Alright Farhad, what do you think?
Farhad: I think her friends are wrong. If you have a Facebook account, you don't have to make sure it reflects everything in your life, especially this sort of really personal and awful news. You can share it with people in more private ways. I think at some point she may want to talk about it on Facebook, but if she never wants to talk about it on Facebook, I think that's perfectly okay.
Emily: We agree. There's a convention that reports of death are not released to the wider public until the next of kin has been notified. I actually, in my Dear Prudence Column, get quite a few e-mails from people who have heard about deaths and felt, "Whoa, wait a minute. I needed to get a phone call from someone. I heard about this secondhand from some Facebook friend about a death of a friend, or a death in the family."
I really think news like this needs to be reported. That's why there are telephone chains. People who need to know should know first, and this woman has no obligation to deal with this on Facebook, obviously.
I think she's right. That doesn't mean that people who find solace in putting it on Facebook and hearing tributes from other people are in the wrong. I know that Facebook has served a wonderful function in that way, and mourners have gotten terrific anecdotes or tributes that they only would have heard through Facebook. But if you want to keep it private, keep it private.
Farhad: So one thing that I think that people can do if they want to announce this sort of news, but not announce it to everyone, to the whole world, Facebook has this pretty useful feature called Lists, which allows you to designate your friends and add them into various categories. I have one for family, and one for people from work, and one for college friends. You can create a circle that's just five or ten people who are your closest friends who you might want to send this news to, and it doesn't then have to go out to everyone.
Emily: That's a good point, but then the obligation is on the person to be constantly managing the page. I love the idea of little corrals of "I'll friend you, but I actually don't like you and don't want you to know anything that's going on in my life."
But it's true, if you do that then you could have a friends and family thing where you feel more comfortable announcing such things as your mother's death. But again, it puts the onus on the person to have created all these categories and be managing them. While you're in mourning you don't have any obligation.
Farhad: No, I agree. It is actually kind of a pain, and the interface is not very good for doing it. But every time I accept a new friend request, I put people in categories. Most of the people who friend me on Facebook are people I've never met, who are just seeing me online and adding me, and they're all in a special category.
Emily: Friends I don't know.
Farhad: Friends I don't know. I think it's called something like that; it's called people I don't know.
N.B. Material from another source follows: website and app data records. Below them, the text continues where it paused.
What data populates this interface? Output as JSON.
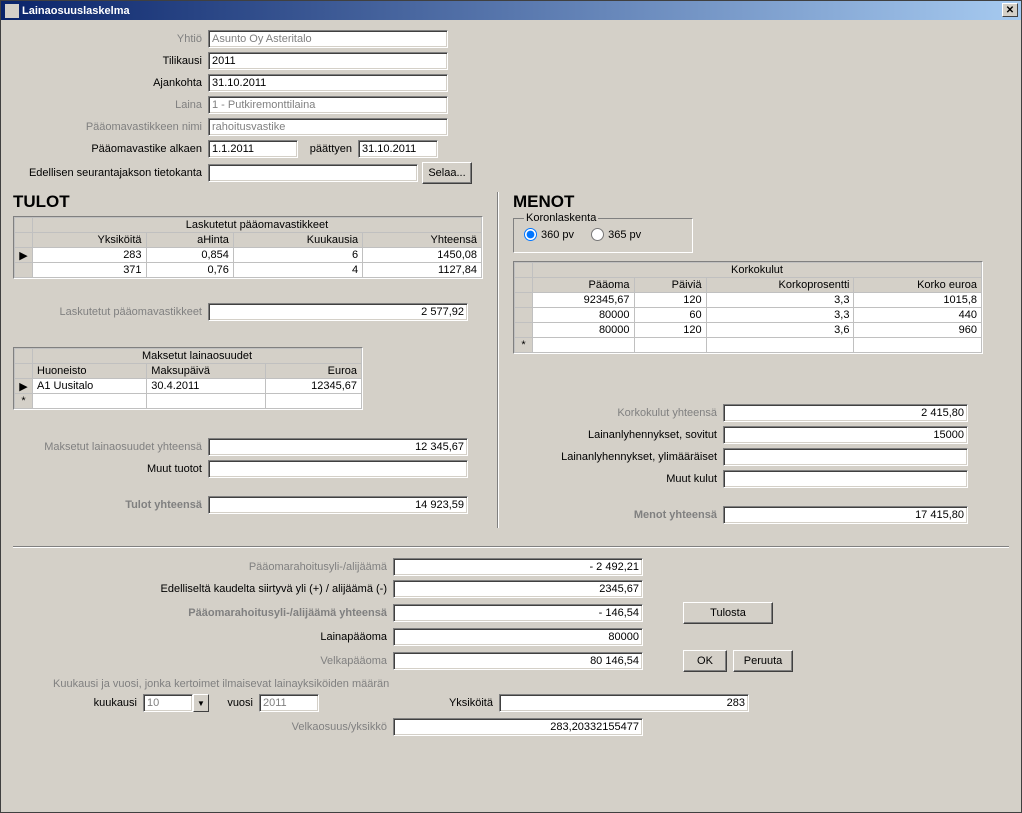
{
  "title": "Lainaosuuslaskelma",
  "hdr": {
    "yhtio_lbl": "Yhtiö",
    "yhtio": "Asunto Oy Asteritalo",
    "tilikausi_lbl": "Tilikausi",
    "tilikausi": "2011",
    "ajankohta_lbl": "Ajankohta",
    "ajankohta": "31.10.2011",
    "laina_lbl": "Laina",
    "laina": "1 - Putkiremonttilaina",
    "pvn_lbl": "Pääomavastikkeen nimi",
    "pvn": "rahoitusvastike",
    "pva_lbl": "Pääomavastike alkaen",
    "pva": "1.1.2011",
    "paattyen_lbl": "päättyen",
    "paattyen": "31.10.2011",
    "edel_lbl": "Edellisen seurantajakson tietokanta",
    "edel": "",
    "selaa": "Selaa..."
  },
  "tulot": {
    "title": "TULOT",
    "lasktitle": "Laskutetut pääomavastikkeet",
    "cols": {
      "yk": "Yksiköitä",
      "ah": "aHinta",
      "kk": "Kuukausia",
      "yh": "Yhteensä"
    },
    "rows": [
      {
        "yk": "283",
        "ah": "0,854",
        "kk": "6",
        "yh": "1450,08"
      },
      {
        "yk": "371",
        "ah": "0,76",
        "kk": "4",
        "yh": "1127,84"
      }
    ],
    "laskyht_lbl": "Laskutetut pääomavastikkeet",
    "laskyht": "2 577,92",
    "makstitle": "Maksetut lainaosuudet",
    "mcols": {
      "h": "Huoneisto",
      "mp": "Maksupäivä",
      "e": "Euroa"
    },
    "mrows": [
      {
        "h": "A1 Uusitalo",
        "mp": "30.4.2011",
        "e": "12345,67"
      }
    ],
    "maksyht_lbl": "Maksetut lainaosuudet yhteensä",
    "maksyht": "12 345,67",
    "muut_lbl": "Muut tuotot",
    "muut": "",
    "tot_lbl": "Tulot yhteensä",
    "tot": "14 923,59"
  },
  "menot": {
    "title": "MENOT",
    "koron_lbl": "Koronlaskenta",
    "r360": "360 pv",
    "r365": "365 pv",
    "ktitle": "Korkokulut",
    "kcols": {
      "p": "Pääoma",
      "pv": "Päiviä",
      "kp": "Korkoprosentti",
      "ke": "Korko euroa"
    },
    "krows": [
      {
        "p": "92345,67",
        "pv": "120",
        "kp": "3,3",
        "ke": "1015,8"
      },
      {
        "p": "80000",
        "pv": "60",
        "kp": "3,3",
        "ke": "440"
      },
      {
        "p": "80000",
        "pv": "120",
        "kp": "3,6",
        "ke": "960"
      }
    ],
    "kyht_lbl": "Korkokulut yhteensä",
    "kyht": "2 415,80",
    "sov_lbl": "Lainanlyhennykset, sovitut",
    "sov": "15000",
    "yli_lbl": "Lainanlyhennykset, ylimääräiset",
    "yli": "",
    "muut_lbl": "Muut kulut",
    "muut": "",
    "tot_lbl": "Menot yhteensä",
    "tot": "17 415,80"
  },
  "footer": {
    "pya_lbl": "Pääomarahoitusyli-/alijäämä",
    "pya": "- 2 492,21",
    "edk_lbl": "Edelliseltä kaudelta siirtyvä yli (+) / alijäämä (-)",
    "edk": "2345,67",
    "pyay_lbl": "Pääomarahoitusyli-/alijäämä yhteensä",
    "pyay": "- 146,54",
    "lp_lbl": "Lainapääoma",
    "lp": "80000",
    "vp_lbl": "Velkapääoma",
    "vp": "80 146,54",
    "kv_lbl": "Kuukausi ja vuosi, jonka kertoimet ilmaisevat lainayksiköiden määrän",
    "kk_lbl": "kuukausi",
    "kk": "10",
    "vuosi_lbl": "vuosi",
    "vuosi": "2011",
    "yk_lbl": "Yksiköitä",
    "yk": "283",
    "vy_lbl": "Velkaosuus/yksikkö",
    "vy": "283,20332155477",
    "tulosta": "Tulosta",
    "ok": "OK",
    "peruuta": "Peruuta"
  }
}
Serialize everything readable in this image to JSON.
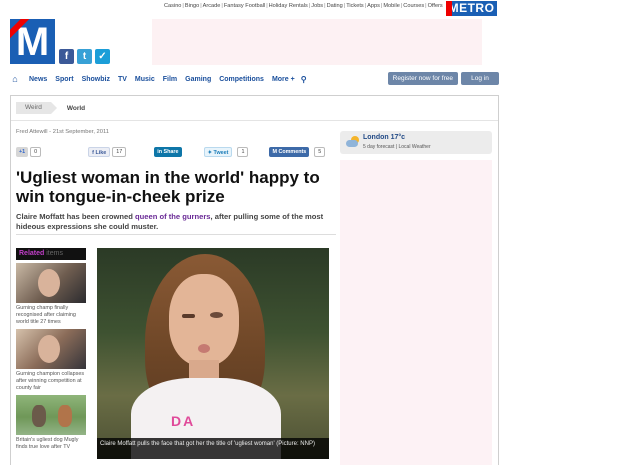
{
  "top_links": [
    "Casino",
    "Bingo",
    "Arcade",
    "Fantasy Football",
    "Holiday Rentals",
    "Jobs",
    "Dating",
    "Tickets",
    "Apps",
    "Mobile",
    "Courses",
    "Offers"
  ],
  "brand": {
    "top_logo": "METRO",
    "logo_letter": "M",
    "blue": "#1a5fb4",
    "red": "#e00000"
  },
  "social_icons": [
    "facebook-icon",
    "twitter-icon",
    "foursquare-icon"
  ],
  "nav": {
    "items": [
      "News",
      "Sport",
      "Showbiz",
      "TV",
      "Music",
      "Film",
      "Gaming",
      "Competitions",
      "More +"
    ],
    "register": "Register now for free",
    "login": "Log in"
  },
  "breadcrumb": {
    "section": "Weird",
    "subsection": "World"
  },
  "article": {
    "byline": "Fred Attewill - 21st September, 2011",
    "share": {
      "plus_label": "+1",
      "plus_count": "0",
      "like_label": "Like",
      "like_count": "17",
      "linkedin_label": "Share",
      "tweet_label": "Tweet",
      "tweet_count": "1",
      "comments_label": "Comments",
      "comments_count": "5"
    },
    "headline": "'Ugliest woman in the world' happy to win tongue-in-cheek prize",
    "standfirst_before": "Claire Moffatt has been crowned ",
    "standfirst_link": "queen of the gurners",
    "standfirst_after": ", after pulling some of the most hideous expressions she could muster.",
    "photo_caption": "Claire Moffatt pulls the face that got her the title of 'ugliest woman' (Picture: NNP)",
    "photo_print": "DA"
  },
  "related": {
    "heading_a": "Related",
    "heading_b": "items",
    "items": [
      {
        "caption": "Gurning champ finally recognised after claiming world title 27 times"
      },
      {
        "caption": "Gurning champion collapses after winning competition at county fair"
      },
      {
        "caption": "Britain's ugliest dog Mugly finds true love after TV"
      }
    ]
  },
  "weather": {
    "city": "London 17°c",
    "links": "5 day forecast | Local Weather"
  }
}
Emily: Alright Farhad, so the bottom line is death is not a status update, and no one is obligated to post the death of a loved one on Facebook.
Farhad: I agree, and don't chide your friends for not posting everything about what happens in your life on Facebook. Some things are meant to be private.
Emily: Absolutely. Send us your questions about shifting etiquette in the online age. Our address is firstname.lastname@example.org.
Farhad: You can also join our Facebook page where we carry on the conversation throughout the week. Go to facebook.com/digitalmanners.
Emily: And we'll talk to you next time on Manners for the Digital Age.